== Source material ==
-- Opening Marker --

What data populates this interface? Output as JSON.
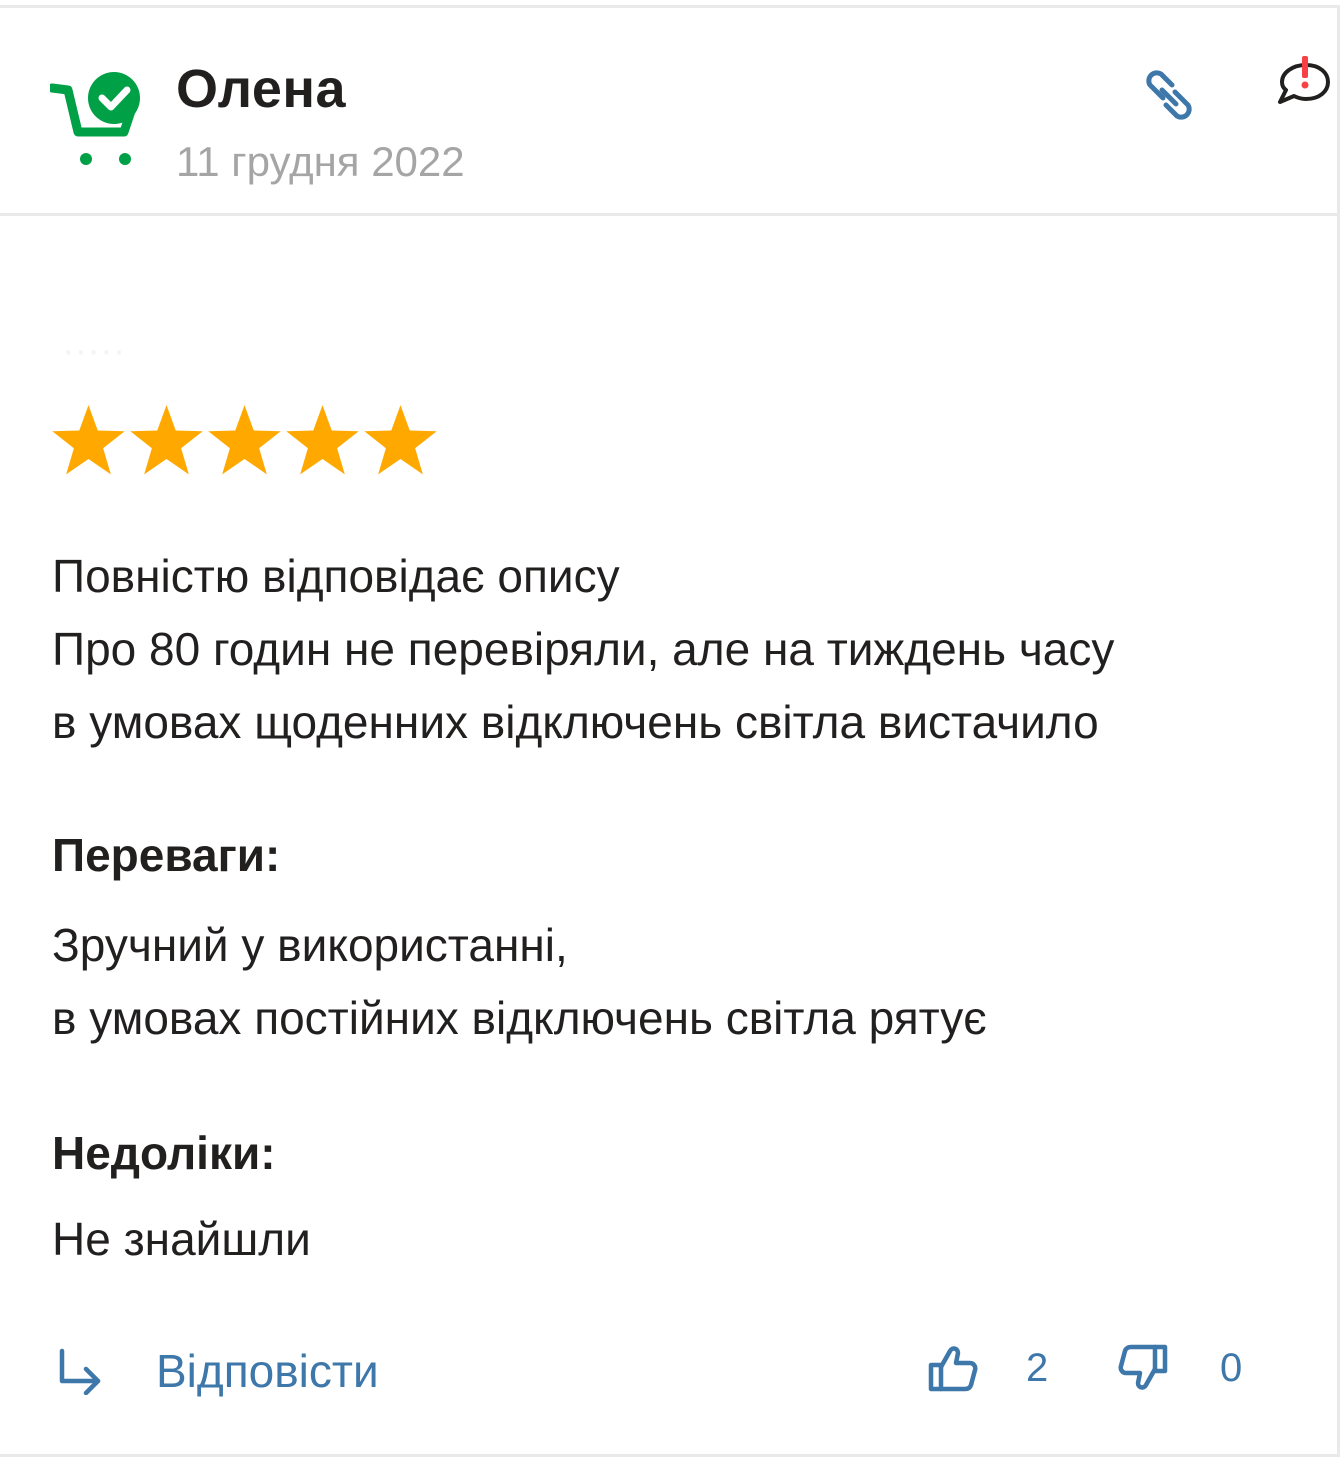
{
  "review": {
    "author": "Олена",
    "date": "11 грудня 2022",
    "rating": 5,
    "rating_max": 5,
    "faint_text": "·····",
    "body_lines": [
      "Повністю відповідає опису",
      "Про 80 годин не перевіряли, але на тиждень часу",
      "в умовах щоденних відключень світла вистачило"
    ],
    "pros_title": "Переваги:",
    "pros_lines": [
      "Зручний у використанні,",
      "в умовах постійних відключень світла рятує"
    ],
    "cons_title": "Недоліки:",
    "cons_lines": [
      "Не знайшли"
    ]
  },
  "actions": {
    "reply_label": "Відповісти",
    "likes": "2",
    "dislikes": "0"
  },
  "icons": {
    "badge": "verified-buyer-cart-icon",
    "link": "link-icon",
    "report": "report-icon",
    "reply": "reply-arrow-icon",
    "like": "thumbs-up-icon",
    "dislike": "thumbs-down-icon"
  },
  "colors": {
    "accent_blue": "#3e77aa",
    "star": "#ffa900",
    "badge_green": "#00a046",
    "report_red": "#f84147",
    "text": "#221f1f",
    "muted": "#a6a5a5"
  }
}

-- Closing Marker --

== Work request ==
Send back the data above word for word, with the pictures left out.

== Response box ==
What data populates this interface? Output as JSON.
{
  "review": {
    "author": "Олена",
    "date": "11 грудня 2022",
    "rating": 5,
    "rating_max": 5,
    "faint_text": "·····",
    "body_lines": [
      "Повністю відповідає опису",
      "Про 80 годин не перевіряли, але на тиждень часу",
      "в умовах щоденних відключень світла вистачило"
    ],
    "pros_title": "Переваги:",
    "pros_lines": [
      "Зручний у використанні,",
      "в умовах постійних відключень світла рятує"
    ],
    "cons_title": "Недоліки:",
    "cons_lines": [
      "Не знайшли"
    ]
  },
  "actions": {
    "reply_label": "Відповісти",
    "likes": "2",
    "dislikes": "0"
  },
  "icons": {
    "badge": "verified-buyer-cart-icon",
    "link": "link-icon",
    "report": "report-icon",
    "reply": "reply-arrow-icon",
    "like": "thumbs-up-icon",
    "dislike": "thumbs-down-icon"
  },
  "colors": {
    "accent_blue": "#3e77aa",
    "star": "#ffa900",
    "badge_green": "#00a046",
    "report_red": "#f84147",
    "text": "#221f1f",
    "muted": "#a6a5a5"
  }
}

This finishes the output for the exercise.